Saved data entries
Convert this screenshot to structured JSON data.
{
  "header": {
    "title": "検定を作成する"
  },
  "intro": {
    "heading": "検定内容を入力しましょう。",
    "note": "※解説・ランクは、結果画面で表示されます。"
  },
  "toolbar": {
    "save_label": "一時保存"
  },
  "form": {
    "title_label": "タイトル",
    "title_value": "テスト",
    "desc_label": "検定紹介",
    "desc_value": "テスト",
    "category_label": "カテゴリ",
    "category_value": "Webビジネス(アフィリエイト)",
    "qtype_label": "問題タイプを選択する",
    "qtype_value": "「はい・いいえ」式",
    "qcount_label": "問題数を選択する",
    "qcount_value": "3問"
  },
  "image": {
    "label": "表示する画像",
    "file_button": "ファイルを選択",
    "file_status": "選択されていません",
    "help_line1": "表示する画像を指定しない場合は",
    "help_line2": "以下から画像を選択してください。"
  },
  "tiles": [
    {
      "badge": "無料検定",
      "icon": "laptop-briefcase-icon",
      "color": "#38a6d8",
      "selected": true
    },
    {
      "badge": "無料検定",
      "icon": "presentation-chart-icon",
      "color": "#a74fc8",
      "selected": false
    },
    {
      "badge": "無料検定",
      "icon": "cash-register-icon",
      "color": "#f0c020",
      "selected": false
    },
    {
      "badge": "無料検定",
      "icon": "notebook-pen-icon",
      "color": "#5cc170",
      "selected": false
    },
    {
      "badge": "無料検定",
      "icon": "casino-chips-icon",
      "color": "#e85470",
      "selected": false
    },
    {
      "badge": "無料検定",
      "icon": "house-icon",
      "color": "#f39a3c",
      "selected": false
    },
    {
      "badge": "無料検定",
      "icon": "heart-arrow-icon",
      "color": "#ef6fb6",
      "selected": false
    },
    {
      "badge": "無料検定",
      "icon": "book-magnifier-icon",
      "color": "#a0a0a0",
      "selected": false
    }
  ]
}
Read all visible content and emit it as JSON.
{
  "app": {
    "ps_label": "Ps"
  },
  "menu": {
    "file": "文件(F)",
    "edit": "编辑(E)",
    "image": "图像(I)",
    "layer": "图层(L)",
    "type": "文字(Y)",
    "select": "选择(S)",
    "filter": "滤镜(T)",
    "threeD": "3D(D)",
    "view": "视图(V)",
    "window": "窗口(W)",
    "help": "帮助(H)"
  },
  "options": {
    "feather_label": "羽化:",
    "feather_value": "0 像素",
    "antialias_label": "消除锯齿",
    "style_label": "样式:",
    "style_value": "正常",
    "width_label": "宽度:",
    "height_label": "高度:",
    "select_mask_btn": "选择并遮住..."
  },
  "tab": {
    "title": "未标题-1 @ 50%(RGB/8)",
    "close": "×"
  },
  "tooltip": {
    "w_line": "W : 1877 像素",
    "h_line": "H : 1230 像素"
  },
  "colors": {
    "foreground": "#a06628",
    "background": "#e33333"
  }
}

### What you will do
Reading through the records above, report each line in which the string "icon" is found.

### Your solution
      "icon": "laptop-briefcase-icon",
      "icon": "presentation-chart-icon",
      "icon": "cash-register-icon",
      "icon": "notebook-pen-icon",
      "icon": "casino-chips-icon",
      "icon": "house-icon",
      "icon": "heart-arrow-icon",
      "icon": "book-magnifier-icon",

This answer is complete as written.